Work to be completed –
The response must consist of all the entries, duplicated without alteration.

Data below:

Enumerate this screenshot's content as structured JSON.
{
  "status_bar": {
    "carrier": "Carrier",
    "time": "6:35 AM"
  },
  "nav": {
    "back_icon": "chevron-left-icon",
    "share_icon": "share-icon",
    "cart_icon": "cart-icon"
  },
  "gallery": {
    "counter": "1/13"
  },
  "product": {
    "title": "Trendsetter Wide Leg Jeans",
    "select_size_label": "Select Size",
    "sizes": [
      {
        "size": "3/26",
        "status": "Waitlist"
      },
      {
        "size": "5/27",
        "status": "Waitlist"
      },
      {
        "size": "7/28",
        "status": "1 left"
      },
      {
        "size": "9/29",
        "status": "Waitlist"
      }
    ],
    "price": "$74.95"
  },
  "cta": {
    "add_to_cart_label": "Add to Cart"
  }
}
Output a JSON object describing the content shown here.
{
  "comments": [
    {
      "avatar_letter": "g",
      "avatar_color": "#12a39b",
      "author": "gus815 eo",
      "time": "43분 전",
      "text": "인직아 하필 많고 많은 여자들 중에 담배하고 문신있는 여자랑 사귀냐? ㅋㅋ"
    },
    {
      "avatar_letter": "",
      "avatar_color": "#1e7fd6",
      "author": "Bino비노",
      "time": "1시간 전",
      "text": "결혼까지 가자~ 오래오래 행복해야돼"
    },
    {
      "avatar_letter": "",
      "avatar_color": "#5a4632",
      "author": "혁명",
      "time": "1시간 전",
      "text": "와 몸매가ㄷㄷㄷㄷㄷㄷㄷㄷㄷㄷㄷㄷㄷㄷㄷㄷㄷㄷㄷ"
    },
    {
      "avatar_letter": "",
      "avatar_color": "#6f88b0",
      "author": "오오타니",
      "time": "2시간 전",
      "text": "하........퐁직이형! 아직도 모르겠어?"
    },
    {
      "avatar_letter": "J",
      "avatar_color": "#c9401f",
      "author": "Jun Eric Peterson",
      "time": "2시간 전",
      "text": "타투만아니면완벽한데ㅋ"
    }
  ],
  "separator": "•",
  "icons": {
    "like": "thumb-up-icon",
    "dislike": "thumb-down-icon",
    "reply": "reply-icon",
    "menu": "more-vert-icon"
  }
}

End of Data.

Written answer –
Enumerate this screenshot's content as structured JSON.
{
  "status_bar": {
    "carrier": "Carrier",
    "time": "6:35 AM"
  },
  "nav": {
    "back_icon": "chevron-left-icon",
    "share_icon": "share-icon",
    "cart_icon": "cart-icon"
  },
  "gallery": {
    "counter": "1/13"
  },
  "product": {
    "title": "Trendsetter Wide Leg Jeans",
    "select_size_label": "Select Size",
    "sizes": [
      {
        "size": "3/26",
        "status": "Waitlist"
      },
      {
        "size": "5/27",
        "status": "Waitlist"
      },
      {
        "size": "7/28",
        "status": "1 left"
      },
      {
        "size": "9/29",
        "status": "Waitlist"
      }
    ],
    "price": "$74.95"
  },
  "cta": {
    "add_to_cart_label": "Add to Cart"
  }
}
Output a JSON object describing the content shown here.
{
  "comments": [
    {
      "avatar_letter": "g",
      "avatar_color": "#12a39b",
      "author": "gus815 eo",
      "time": "43분 전",
      "text": "인직아 하필 많고 많은 여자들 중에 담배하고 문신있는 여자랑 사귀냐? ㅋㅋ"
    },
    {
      "avatar_letter": "",
      "avatar_color": "#1e7fd6",
      "author": "Bino비노",
      "time": "1시간 전",
      "text": "결혼까지 가자~ 오래오래 행복해야돼"
    },
    {
      "avatar_letter": "",
      "avatar_color": "#5a4632",
      "author": "혁명",
      "time": "1시간 전",
      "text": "와 몸매가ㄷㄷㄷㄷㄷㄷㄷㄷㄷㄷㄷㄷㄷㄷㄷㄷㄷㄷㄷ"
    },
    {
      "avatar_letter": "",
      "avatar_color": "#6f88b0",
      "author": "오오타니",
      "time": "2시간 전",
      "text": "하........퐁직이형! 아직도 모르겠어?"
    },
    {
      "avatar_letter": "J",
      "avatar_color": "#c9401f",
      "author": "Jun Eric Peterson",
      "time": "2시간 전",
      "text": "타투만아니면완벽한데ㅋ"
    }
  ],
  "separator": "•",
  "icons": {
    "like": "thumb-up-icon",
    "dislike": "thumb-down-icon",
    "reply": "reply-icon",
    "menu": "more-vert-icon"
  }
}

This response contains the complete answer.